In the breezy open lands along San Francisco Bay, just east of Palo Alto, a historic engineering project is taking shape. And even though it sits in the heart of Silicon Valley, it has nothing to do with computers.
Dozens of construction workers in hard hats are welding together a massive, high-tech digging machine, transported from Japan on cargo ships in 65 crates, that by next month will begin carving a 5-mile-long tunnel under the bay's floor to deliver drinking water to more than 2 million people.
"It's like the giant worm in the movie 'Dune,' " said Bob Mues, project manager for the San Francisco Public Utilities Commission, which is building the $313 million project.
The tunnel is scheduled to be completed by 2015. It will be the first tunnel built under San Francisco Bay. The BART "tunnel" between Oakland and San Francisco is actually not really a tunnel, but a pre-constructed tube that sits on the bay floor.
The purpose of the construction job is to improve earthquake reliability for the Hetch Hetchy water system. The tunnel will be able to withstand an earthquake up to 7.5 magnitude, engineers say, replacing a rickety system of two leaky steel pipes built in the 1925 and 1936 that now bring drinking water across the bay to Crystal Springs Reservoir.
"It's sorely needed. A major earthquake on any one of the Bay Area faults could cut off the water to some areas for up to 60 days. That's just unfathomable," said Art Jensen, CEO of the Bay Area Water Supply and Conservation Agency, a regional government agency that represents 26 cities and water agencies that use Hetch Hetchy water.
"You'd be without a reliable firefighting supply," he said. "There wouldn't be enough water for flushing toilets, or bathing."
Starting in late July, workers will drill a tunnel 15 feet high, roughly 110 feet under the bay, starting from the Menlo Park shoreline and heading toward Newark. They'll line the tunnel with concrete and install a steel pipe, 9 feet in diameter.

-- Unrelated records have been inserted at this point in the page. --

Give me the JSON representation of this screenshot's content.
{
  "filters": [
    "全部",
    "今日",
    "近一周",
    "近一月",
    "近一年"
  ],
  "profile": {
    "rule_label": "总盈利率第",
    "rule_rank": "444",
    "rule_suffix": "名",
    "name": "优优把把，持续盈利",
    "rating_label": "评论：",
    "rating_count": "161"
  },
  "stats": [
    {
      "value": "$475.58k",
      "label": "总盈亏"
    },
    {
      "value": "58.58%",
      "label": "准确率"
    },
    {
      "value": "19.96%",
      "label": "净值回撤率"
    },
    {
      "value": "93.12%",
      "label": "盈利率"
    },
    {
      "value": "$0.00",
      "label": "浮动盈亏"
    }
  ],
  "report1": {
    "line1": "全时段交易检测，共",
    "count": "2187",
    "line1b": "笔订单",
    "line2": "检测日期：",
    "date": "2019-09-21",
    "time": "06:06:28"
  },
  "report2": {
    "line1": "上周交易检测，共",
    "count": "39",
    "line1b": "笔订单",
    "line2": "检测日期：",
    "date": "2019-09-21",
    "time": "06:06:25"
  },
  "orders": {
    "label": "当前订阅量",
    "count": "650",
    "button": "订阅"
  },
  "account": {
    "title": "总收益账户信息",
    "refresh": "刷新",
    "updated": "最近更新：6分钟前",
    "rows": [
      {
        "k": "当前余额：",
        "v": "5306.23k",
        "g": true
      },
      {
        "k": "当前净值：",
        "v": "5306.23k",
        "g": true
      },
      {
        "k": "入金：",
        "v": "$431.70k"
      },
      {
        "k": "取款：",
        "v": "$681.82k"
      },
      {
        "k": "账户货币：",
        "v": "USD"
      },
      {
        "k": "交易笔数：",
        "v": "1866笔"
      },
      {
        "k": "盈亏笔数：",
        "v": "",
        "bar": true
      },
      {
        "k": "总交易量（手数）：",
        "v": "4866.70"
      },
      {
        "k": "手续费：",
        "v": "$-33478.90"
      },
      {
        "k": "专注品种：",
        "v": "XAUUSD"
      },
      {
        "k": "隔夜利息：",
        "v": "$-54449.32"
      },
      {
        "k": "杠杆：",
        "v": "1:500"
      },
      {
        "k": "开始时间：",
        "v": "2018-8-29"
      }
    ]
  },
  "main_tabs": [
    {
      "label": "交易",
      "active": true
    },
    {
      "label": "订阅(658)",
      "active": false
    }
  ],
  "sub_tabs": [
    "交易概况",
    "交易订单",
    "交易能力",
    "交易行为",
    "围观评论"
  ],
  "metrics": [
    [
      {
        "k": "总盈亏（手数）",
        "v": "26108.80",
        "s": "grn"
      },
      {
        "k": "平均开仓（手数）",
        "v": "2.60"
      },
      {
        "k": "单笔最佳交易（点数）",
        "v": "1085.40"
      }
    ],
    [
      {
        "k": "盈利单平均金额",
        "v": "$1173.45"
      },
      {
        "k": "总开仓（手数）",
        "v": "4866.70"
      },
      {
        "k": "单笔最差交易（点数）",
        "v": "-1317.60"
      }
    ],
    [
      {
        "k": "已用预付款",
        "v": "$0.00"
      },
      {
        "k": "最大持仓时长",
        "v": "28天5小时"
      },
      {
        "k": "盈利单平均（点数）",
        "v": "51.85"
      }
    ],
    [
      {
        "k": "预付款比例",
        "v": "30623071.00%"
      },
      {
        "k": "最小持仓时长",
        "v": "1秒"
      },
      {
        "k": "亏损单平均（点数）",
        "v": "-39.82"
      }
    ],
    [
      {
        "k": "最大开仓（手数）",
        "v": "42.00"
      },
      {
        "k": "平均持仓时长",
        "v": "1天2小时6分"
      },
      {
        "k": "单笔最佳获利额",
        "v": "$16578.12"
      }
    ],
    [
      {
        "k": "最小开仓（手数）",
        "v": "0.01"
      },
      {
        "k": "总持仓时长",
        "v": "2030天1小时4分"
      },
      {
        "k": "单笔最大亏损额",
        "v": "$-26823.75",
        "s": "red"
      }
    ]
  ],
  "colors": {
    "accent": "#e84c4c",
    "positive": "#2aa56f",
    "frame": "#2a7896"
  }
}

Working on the site just south of the Dumbarton Bridge since last year, they've already built a huge concrete-lined shaft, 110 feet deep, as the access point. On Monday, crews were assembling the $10 million digging machine, known officially as "an earth pressure balance machine," but named "Jenny" after the wife of one of the construction company owners.
Workers in hard hats moved in and out of the hole in cages attached to cranes. Welding tools sparked. Huge sections of the digging machine sat nearby, waiting to be attached.
In the end, said Jim Stevens, project manager for the consortium of three companies that won the bid for the job, the digging machine will be 600 feet long, as long as two football fields. It will grind away at up to 80 feet a day, with a huge circular head -- like a giant cheese grater -- eating the mud, sand and rock -- and passing it on conveyors out the back.
Mountains of that geologic pay dirt will be trucked five miles north for wetlands restoration at Bair Island, near Redwood City.
All the while, three electric locomotives on a track will move workers and equipment up and down the tunnel. Dozens of miles of pipes will carry water, fresh air, grease, hydraulic fluid and other substances to the underground crews.
The tunneling machine will have a driver in a cabin.
"He's like a pilot, flying at night, using a computer," said Stevens, who recently worked on the Hoover Dam bypass bridge, 890 feet above the Colorado River.
Workers already have built an electric substation, a grout factory, and a water treatment plant -- to remove sediment and balance the pH of the water that comes out of the tunnel before placing it back in the bay. Millions of dollars in environmental studies and protections have been put in place to protect endangered species ranging from the salt marsh harvest mouse to the California clapper rail during construction.
"The average person has no idea how much it takes to provide them water when they turn on the tap," said Stevens, smiling broadly.
The job is part of a $4.6 billion renovation by the San Francisco PUC to upgrade its Hetch Hetchy water system. The network of tunnels, pipes and reservoirs delivers water 167 miles through gravity-fed pipes from Hetch Hetchy Reservoir in Yosemite National Park to Crystal Springs Reservoir along I-280 in San Mateo County.
The largest water system in the Bay Area, it provides drinking water to 2.5 million people from North San Jose through the Peninsula to San Francisco, along with Fremont, Hayward and other parts of the East Bay.
Another agency, the Santa Clara Valley Water District, supplies water to 1.8 million people in Santa Clara County from groundwater and the delta.
An engineering marvel, the Hetch Hetchy system was built following the 1906 earthquake, when San Francisco burned after its water system failed. Today, much of its equipment is at risk of collapse in the next major quake. U.S. Geological Survey scientists say there is a 63 percent chance of a quake of 6.7 magnitude or larger hitting the Bay Area by 2036.
Facing those odds, the San Francisco PUC won approval from San Francisco voters in 2002 to upgrade its water system. Funding is coming from revenue bonds, financed by a doubling of residential water rates in San Francisco and the Peninsula.
The project also will rebuild pipelines, water treatment plants and Calaveras Dam, north of San Jose, over the next five years so they can withstand major quakes.
Contact Paul Rogers at 408-920-5045.